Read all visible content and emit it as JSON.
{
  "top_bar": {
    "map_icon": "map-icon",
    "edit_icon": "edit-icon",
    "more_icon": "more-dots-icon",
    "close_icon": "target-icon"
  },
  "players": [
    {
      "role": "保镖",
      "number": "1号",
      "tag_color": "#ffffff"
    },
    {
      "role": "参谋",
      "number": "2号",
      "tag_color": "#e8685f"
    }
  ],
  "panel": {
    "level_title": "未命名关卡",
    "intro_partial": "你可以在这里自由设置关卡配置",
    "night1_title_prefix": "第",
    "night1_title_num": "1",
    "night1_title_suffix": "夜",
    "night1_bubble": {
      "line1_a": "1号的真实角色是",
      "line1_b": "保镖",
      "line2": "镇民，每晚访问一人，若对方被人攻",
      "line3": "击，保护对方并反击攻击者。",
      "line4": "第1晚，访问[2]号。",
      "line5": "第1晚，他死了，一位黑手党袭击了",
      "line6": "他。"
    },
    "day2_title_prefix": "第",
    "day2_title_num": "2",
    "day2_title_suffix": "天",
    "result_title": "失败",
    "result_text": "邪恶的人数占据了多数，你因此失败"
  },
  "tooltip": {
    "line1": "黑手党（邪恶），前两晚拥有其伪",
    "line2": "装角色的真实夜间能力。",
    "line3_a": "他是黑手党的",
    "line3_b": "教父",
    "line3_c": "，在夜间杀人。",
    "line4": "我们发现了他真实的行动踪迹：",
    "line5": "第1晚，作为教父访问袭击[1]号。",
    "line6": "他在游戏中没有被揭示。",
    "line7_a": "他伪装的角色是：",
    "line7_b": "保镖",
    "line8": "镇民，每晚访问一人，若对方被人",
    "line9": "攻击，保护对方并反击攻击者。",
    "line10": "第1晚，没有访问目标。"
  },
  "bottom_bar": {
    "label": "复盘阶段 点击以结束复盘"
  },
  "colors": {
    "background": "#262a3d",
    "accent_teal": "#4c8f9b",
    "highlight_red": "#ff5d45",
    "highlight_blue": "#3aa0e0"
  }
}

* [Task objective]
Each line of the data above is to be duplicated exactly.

* [Result]
Read all visible content and emit it as JSON.
{
  "top_bar": {
    "map_icon": "map-icon",
    "edit_icon": "edit-icon",
    "more_icon": "more-dots-icon",
    "close_icon": "target-icon"
  },
  "players": [
    {
      "role": "保镖",
      "number": "1号",
      "tag_color": "#ffffff"
    },
    {
      "role": "参谋",
      "number": "2号",
      "tag_color": "#e8685f"
    }
  ],
  "panel": {
    "level_title": "未命名关卡",
    "intro_partial": "你可以在这里自由设置关卡配置",
    "night1_title_prefix": "第",
    "night1_title_num": "1",
    "night1_title_suffix": "夜",
    "night1_bubble": {
      "line1_a": "1号的真实角色是",
      "line1_b": "保镖",
      "line2": "镇民，每晚访问一人，若对方被人攻",
      "line3": "击，保护对方并反击攻击者。",
      "line4": "第1晚，访问[2]号。",
      "line5": "第1晚，他死了，一位黑手党袭击了",
      "line6": "他。"
    },
    "day2_title_prefix": "第",
    "day2_title_num": "2",
    "day2_title_suffix": "天",
    "result_title": "失败",
    "result_text": "邪恶的人数占据了多数，你因此失败"
  },
  "tooltip": {
    "line1": "黑手党（邪恶），前两晚拥有其伪",
    "line2": "装角色的真实夜间能力。",
    "line3_a": "他是黑手党的",
    "line3_b": "教父",
    "line3_c": "，在夜间杀人。",
    "line4": "我们发现了他真实的行动踪迹：",
    "line5": "第1晚，作为教父访问袭击[1]号。",
    "line6": "他在游戏中没有被揭示。",
    "line7_a": "他伪装的角色是：",
    "line7_b": "保镖",
    "line8": "镇民，每晚访问一人，若对方被人",
    "line9": "攻击，保护对方并反击攻击者。",
    "line10": "第1晚，没有访问目标。"
  },
  "bottom_bar": {
    "label": "复盘阶段 点击以结束复盘"
  },
  "colors": {
    "background": "#262a3d",
    "accent_teal": "#4c8f9b",
    "highlight_red": "#ff5d45",
    "highlight_blue": "#3aa0e0"
  }
}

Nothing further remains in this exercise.